[About this task]: Pull each line containing "screenshot" out of the data and copy it.

Data provided: Begin

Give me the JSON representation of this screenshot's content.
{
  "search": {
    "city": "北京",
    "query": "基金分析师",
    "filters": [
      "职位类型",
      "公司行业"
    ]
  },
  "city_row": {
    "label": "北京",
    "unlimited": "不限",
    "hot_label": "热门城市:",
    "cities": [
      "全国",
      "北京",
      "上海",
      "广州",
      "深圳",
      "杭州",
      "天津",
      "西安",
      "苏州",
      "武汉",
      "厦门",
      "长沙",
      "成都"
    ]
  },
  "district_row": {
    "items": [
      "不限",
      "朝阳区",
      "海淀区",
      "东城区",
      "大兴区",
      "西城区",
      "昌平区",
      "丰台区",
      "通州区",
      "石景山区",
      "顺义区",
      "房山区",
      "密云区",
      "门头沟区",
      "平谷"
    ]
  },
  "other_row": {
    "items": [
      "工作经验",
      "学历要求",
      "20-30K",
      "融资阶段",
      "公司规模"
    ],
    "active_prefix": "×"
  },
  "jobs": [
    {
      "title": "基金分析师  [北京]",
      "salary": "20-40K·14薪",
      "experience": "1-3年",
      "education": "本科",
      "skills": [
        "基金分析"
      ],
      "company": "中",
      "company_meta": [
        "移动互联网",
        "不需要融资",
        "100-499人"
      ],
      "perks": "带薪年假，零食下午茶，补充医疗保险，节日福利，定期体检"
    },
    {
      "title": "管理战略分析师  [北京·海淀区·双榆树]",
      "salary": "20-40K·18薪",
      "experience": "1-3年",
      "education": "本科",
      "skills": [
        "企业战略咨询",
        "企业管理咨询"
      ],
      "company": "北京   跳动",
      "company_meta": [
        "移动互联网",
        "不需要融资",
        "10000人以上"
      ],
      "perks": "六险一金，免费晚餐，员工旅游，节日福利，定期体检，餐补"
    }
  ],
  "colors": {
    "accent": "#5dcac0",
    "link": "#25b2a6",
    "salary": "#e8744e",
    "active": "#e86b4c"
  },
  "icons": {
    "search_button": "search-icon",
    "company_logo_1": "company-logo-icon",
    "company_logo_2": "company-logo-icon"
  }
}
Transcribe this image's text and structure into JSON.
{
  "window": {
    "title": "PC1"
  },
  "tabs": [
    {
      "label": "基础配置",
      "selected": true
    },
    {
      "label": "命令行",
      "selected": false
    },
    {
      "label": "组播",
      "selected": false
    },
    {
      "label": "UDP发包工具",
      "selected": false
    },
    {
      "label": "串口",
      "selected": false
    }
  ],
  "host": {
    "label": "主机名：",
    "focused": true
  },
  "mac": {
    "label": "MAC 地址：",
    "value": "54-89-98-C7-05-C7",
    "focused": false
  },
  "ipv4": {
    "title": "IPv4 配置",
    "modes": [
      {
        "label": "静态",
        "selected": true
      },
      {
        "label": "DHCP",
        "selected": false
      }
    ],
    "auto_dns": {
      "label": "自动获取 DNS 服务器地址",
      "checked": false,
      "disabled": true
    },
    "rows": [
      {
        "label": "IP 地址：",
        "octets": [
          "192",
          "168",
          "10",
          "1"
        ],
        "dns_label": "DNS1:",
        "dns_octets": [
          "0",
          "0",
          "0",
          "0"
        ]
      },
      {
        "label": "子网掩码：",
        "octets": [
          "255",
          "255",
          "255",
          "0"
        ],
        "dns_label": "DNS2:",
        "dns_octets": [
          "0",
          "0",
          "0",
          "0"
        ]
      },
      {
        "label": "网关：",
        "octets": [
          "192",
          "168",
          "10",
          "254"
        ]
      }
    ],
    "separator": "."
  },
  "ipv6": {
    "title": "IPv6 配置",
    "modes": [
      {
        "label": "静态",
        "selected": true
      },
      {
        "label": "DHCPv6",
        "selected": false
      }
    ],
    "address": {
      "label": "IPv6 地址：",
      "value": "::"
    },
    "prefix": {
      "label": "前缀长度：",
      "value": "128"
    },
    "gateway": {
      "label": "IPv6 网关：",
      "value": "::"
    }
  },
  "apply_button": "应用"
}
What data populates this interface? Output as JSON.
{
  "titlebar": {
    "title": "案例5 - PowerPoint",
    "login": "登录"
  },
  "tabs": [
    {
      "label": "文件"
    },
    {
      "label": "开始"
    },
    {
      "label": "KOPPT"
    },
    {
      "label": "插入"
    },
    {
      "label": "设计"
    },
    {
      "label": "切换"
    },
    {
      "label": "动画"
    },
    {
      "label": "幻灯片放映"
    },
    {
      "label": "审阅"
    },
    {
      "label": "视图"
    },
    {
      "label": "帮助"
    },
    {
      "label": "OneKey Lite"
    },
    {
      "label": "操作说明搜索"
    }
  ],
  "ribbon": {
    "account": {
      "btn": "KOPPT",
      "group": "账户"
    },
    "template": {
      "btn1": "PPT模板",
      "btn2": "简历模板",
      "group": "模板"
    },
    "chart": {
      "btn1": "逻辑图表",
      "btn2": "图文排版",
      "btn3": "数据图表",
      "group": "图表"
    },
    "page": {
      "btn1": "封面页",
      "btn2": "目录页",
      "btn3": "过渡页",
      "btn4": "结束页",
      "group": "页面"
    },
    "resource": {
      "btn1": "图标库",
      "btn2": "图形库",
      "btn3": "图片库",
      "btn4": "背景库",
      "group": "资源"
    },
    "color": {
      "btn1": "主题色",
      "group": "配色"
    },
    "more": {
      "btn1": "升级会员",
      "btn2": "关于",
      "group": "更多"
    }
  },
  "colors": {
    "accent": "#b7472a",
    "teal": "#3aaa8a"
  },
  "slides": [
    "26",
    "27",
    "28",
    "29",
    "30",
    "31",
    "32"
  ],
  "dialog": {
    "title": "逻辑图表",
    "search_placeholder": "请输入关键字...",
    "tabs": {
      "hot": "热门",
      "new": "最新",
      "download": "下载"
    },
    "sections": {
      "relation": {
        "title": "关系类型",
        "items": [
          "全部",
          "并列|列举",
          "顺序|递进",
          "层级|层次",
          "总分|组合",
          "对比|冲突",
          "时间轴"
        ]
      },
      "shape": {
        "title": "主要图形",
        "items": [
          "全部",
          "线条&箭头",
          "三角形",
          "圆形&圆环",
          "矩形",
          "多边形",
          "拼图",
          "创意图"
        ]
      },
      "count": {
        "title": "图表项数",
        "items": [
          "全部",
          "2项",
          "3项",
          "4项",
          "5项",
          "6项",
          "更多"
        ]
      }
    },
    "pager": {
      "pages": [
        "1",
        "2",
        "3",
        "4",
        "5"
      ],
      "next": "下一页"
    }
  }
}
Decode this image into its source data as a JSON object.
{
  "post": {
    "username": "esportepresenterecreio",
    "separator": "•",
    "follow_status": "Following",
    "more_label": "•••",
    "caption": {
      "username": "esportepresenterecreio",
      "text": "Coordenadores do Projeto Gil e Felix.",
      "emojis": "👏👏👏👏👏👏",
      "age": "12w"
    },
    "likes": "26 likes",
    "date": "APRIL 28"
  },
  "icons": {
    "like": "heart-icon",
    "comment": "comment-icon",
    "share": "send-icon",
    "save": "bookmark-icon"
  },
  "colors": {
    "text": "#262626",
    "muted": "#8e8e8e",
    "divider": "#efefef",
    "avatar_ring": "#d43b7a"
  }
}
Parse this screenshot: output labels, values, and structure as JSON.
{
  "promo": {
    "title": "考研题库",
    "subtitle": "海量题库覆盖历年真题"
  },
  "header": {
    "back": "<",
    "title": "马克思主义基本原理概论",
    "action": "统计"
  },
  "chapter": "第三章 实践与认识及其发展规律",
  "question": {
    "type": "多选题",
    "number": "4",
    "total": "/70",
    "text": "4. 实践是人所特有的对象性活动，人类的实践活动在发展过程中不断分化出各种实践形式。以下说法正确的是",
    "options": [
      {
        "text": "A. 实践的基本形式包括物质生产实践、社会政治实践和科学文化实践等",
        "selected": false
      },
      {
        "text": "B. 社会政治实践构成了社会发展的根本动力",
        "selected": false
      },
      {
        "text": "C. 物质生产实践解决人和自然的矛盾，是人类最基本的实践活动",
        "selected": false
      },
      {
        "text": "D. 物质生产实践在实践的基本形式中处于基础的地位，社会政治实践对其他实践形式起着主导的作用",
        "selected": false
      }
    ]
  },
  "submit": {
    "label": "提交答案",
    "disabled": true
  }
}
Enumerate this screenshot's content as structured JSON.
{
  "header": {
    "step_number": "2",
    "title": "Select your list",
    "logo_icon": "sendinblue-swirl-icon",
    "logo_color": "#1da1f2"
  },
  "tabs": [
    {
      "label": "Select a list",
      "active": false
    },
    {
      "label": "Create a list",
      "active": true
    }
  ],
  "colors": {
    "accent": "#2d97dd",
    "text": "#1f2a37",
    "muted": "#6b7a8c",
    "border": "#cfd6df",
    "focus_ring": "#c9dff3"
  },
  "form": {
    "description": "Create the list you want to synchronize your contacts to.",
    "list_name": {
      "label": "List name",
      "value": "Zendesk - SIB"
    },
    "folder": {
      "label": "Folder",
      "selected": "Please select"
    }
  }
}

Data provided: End

[Output below]:
Give me the JSON representation of this screenshot's content.
Parse this screenshot: output labels, values, and structure as JSON.
Enumerate this screenshot's content as structured JSON.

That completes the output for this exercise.